Stroke is the fourth-leading cause of death in the U.S. and treatment options are limited for those who survive. HBOT exposes a patient to 100% oxygen while inside a chamber at increased pressure. Liu and Wilson will evaluate the effects of HBOT in recovery for stroke patients using a novel, noninvasive neuroimaging tool.
Liu and Wilson have partnered with Jon Senkowsky, a vascular surgeon at Arlington Memorial Hospital, on the project.
Engineering the Gut Virome for Equol Conversion as a Countermeasure for Arterial Aging
- Daniel Trott, assistant professor of kinesiology
- Justyn Jaworski, assistant professor of bioengineering

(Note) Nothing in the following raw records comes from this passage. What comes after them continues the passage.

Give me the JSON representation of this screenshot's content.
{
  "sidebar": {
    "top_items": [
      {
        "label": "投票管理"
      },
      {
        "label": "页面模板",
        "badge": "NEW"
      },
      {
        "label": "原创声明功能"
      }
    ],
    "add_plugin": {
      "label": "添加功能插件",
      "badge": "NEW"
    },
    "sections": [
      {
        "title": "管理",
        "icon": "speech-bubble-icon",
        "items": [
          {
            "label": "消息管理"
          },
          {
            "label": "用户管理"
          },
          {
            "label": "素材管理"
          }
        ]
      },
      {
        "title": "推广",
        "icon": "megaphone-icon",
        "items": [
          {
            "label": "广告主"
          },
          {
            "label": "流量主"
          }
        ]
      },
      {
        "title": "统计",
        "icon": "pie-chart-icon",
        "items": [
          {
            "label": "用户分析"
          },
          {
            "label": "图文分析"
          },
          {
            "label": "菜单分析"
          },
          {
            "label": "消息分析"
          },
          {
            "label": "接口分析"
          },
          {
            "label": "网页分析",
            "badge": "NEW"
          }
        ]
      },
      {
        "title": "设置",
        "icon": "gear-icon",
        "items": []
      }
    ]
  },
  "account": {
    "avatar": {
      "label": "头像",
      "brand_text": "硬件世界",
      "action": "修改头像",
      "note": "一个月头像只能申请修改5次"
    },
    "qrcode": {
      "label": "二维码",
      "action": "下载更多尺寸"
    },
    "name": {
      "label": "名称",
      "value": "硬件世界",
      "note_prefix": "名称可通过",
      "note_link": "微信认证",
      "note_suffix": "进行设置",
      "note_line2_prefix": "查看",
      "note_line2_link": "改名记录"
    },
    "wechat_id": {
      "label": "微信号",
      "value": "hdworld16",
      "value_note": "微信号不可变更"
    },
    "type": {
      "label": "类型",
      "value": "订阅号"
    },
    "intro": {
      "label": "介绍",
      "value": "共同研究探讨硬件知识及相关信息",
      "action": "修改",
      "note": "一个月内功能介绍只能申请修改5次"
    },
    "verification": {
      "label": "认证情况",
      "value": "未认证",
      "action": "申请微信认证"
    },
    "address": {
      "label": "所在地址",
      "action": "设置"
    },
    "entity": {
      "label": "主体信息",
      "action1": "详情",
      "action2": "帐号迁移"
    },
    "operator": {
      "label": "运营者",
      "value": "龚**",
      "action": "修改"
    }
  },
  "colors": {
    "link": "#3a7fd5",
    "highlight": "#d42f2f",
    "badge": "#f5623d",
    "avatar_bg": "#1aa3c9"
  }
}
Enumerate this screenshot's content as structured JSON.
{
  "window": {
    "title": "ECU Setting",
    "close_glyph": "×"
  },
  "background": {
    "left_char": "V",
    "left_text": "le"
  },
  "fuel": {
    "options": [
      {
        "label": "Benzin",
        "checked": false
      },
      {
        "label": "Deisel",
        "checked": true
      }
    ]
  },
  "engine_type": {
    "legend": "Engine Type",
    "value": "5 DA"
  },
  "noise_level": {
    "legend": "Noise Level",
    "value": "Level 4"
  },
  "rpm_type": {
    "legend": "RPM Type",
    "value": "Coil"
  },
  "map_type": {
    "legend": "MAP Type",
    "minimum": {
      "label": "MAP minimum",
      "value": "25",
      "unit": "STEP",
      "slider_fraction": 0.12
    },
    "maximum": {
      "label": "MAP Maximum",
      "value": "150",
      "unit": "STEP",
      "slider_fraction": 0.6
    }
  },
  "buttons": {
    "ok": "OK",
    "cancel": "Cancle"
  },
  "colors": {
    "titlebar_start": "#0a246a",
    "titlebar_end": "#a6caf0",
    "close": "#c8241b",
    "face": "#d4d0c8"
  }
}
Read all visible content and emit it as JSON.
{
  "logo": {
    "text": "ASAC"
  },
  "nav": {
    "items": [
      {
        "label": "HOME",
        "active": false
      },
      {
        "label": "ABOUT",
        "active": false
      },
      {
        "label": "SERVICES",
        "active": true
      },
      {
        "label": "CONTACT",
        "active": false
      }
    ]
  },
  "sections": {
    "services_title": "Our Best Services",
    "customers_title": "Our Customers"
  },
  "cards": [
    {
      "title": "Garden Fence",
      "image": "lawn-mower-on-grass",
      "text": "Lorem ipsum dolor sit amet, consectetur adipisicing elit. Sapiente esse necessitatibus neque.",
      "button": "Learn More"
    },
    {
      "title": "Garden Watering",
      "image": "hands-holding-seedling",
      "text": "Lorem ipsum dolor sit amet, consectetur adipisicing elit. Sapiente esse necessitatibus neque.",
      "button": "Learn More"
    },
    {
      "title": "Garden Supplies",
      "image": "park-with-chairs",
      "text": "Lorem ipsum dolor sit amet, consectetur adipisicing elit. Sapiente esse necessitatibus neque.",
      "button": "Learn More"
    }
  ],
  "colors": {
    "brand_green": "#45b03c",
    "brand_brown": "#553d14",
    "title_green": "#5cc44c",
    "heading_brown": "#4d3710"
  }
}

Aging is the most predictive risk factor for cardiovascular disease, and recent studies show that gut bacteria can influence cardiovascular health. This project leverages Jaworski’s expertise in engineering bacteria and Trott’s in aging cardiovascular physiology to determine whether gut bacteria can be modified to promote cardiovascular health in advanced age.
Costs and Consequences of Implicit Racial Bias in the Financial Services Industry

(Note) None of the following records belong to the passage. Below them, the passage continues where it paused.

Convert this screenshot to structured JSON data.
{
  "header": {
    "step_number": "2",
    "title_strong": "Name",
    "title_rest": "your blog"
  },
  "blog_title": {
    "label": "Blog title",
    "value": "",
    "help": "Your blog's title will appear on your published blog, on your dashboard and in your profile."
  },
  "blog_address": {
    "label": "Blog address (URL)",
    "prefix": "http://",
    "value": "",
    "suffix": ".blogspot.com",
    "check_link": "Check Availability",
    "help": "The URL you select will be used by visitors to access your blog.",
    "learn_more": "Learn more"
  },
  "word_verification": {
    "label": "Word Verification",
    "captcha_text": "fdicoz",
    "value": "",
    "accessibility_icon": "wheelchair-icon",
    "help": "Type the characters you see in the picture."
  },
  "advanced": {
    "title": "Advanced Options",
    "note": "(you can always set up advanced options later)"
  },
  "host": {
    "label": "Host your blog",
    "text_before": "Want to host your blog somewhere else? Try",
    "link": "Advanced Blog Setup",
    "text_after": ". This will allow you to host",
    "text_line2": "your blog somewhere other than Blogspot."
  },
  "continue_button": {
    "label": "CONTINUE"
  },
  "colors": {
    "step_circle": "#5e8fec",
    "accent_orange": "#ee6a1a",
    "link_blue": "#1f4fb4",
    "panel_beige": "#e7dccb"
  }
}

- Jandel Crutchfield, assistant professor of social work
- John C. Adams, associate professor of finance
- Emmanuel Morales-Camargo, assistant professor of finance
Over half of U.S. households have invested in at least one mutual fund, but poor mutual fund selection can destroy long-term personal financial health for investors and their families.
Adams, Crutchfield and Morales-Camargo are working to understand the reasons for poor choices in selecting mutual funds by piloting an experimental study that will examine the effects of implicit racial bias in the selection of mutual funds.
Understanding the Dynamic Human Brain During Economic Decision Making with Dual-mode Brain Imaging
- Shuo “Linda” Wang, assistant professor of mechanical and aerospace engineering
- Hanli Liu, professor of bioengineering
- Kay-Yut Chen, professor of information systems and operations management
- Sridhar Nerur, professor of information systems and operations management
Understanding human-driven inventory decision-making is central to improving efficiencies in supply chains and business systems. The goal of the project is to build a biological model of decision-making, capturing the perception of risks and associating decision making in an inventory management scenario.
New Bulk and Thin Film Phosphor Materials to Meet Challenges in Solid-State Lighting: A Collaborative Chemical and Engineering Approach
- Robin Macaluso, associate professor of chemistry
- Weidong Zhou, professor of electrical engineering
Macaluso and Zhou are addressing challenges in solid-state lighting efficiency that will continue to reduce global energy consumption. This team combines expertise in materials synthesis and fabrication and characterization of semiconductor optoelectronic materials and devices to explore inorganic sulfides and oxysulfides as potential solid-state lighting phosphor materials.